Pinnal Kolattam is danced with ropes which the women hold in their hands, the other of which are tied to a tall pole. With planned steps, the women skip over each other, which forms intricate lace-like patterns in the ropes. As coloured ropes are used, this lace looks extremely attractive. Again, they unravel this lace reversing the dance steps. This is performed for ten days, starting with the new moon night after Deepavali. The significance of the Pinnal Kolattam is the ups and downs of life, the mysteries of life that can be unraveled and beautiful tapestries can be woven by the sense of unity, understanding and systematic design.; Kolattam is an ancient village art.

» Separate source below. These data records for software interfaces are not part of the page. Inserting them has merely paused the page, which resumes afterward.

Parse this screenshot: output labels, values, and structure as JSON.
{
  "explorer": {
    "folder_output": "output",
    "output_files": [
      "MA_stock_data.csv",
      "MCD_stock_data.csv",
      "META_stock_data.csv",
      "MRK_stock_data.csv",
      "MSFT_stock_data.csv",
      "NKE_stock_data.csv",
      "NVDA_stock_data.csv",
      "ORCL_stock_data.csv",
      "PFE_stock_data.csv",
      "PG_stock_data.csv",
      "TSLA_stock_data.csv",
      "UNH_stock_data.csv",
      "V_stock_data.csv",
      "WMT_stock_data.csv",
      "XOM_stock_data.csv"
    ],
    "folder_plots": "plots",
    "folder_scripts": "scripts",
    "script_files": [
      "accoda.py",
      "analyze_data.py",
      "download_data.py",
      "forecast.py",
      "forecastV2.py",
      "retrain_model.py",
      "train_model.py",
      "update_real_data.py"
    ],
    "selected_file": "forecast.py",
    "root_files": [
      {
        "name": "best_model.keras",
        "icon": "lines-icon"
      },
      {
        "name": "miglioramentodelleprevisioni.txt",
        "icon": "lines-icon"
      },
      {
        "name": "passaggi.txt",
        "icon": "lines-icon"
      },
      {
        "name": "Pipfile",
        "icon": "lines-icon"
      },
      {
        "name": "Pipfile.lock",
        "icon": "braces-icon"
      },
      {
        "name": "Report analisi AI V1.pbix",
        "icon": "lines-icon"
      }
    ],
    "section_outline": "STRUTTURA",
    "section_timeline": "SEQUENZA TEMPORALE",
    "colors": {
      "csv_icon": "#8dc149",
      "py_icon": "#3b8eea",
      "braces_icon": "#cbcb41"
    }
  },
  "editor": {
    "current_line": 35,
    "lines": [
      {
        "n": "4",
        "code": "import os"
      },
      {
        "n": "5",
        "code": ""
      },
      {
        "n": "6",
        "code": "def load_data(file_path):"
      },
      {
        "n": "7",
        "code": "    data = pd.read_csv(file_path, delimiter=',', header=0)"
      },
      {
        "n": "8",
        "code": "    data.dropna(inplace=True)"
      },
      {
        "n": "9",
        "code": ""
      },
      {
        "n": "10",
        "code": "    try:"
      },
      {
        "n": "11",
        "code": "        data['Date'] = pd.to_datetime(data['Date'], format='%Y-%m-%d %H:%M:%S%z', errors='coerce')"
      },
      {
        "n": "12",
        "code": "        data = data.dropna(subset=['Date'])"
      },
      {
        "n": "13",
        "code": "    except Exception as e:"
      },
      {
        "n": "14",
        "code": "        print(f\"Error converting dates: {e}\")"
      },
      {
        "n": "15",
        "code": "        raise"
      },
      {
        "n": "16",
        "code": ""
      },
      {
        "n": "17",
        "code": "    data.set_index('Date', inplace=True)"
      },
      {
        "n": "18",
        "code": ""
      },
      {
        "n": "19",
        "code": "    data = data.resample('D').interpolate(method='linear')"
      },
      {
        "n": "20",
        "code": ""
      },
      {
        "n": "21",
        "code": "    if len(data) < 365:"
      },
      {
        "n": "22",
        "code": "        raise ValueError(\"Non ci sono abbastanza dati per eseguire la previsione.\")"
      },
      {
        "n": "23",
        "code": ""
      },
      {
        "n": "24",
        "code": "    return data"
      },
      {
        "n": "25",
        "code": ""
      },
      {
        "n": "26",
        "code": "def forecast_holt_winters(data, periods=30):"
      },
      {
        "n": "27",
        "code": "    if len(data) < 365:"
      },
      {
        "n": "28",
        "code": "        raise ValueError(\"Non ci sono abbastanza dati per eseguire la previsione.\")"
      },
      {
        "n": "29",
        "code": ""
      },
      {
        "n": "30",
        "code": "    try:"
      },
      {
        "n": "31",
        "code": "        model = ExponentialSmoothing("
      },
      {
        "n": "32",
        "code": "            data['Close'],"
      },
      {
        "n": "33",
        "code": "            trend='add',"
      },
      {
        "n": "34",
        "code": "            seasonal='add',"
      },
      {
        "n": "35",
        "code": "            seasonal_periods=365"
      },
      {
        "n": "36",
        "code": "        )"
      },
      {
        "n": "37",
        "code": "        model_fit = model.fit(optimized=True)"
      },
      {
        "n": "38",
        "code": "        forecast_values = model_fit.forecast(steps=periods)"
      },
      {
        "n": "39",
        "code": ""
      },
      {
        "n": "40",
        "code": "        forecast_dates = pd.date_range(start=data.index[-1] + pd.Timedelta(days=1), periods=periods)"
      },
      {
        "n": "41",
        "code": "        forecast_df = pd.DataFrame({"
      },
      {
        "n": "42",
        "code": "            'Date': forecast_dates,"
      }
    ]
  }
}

This is mentioned in Kanchipuram as 'Cheivaikiyar Kolattam', which proves its antiquity. This is performed by women only, with two sticks held in each hand, beaten to make a rhythmic sound. Pinnal Kolattam is danced with ropes which the women hold in their hands, the other of which are tied to a tall pole. With planned steps, the women skip over each other, which forms intricate lace-like patterns in the ropes. As coloured ropes are used, this lace looks extremely attractive. Again, they unravel this lace reversing the dance steps. This is performed for ten days, starting with the Amavasi or Newmoon night after Deepavali.; The women dancers perform this dance and they hold some sticks in their hand and beat these sticks to make some rhythm. You can find some colorful laces, which have been used by the dancers, and they use deft dance movements skip over these laces with their planned dancing steps. This dance is basically conducted for ten days starting from the Amavasi or new moon night after Diwali. Most of the dancers come from different villages and they also wear some colorful local dresses during their performance.;
Kolattam is an ancient village art. It could also be called "the stick dance." This is mentioned in Kanchipuram as 'Cheivaikiyar Kolattam', which proves its antiquity. This is performed by women only, with two sticks held in each hand, beaten to make a rhythmic sound.| The word "kummi" has originated from the Tamil "kommai", meaning dance with clapping of hands and had originated at a time when instruments were not invented.|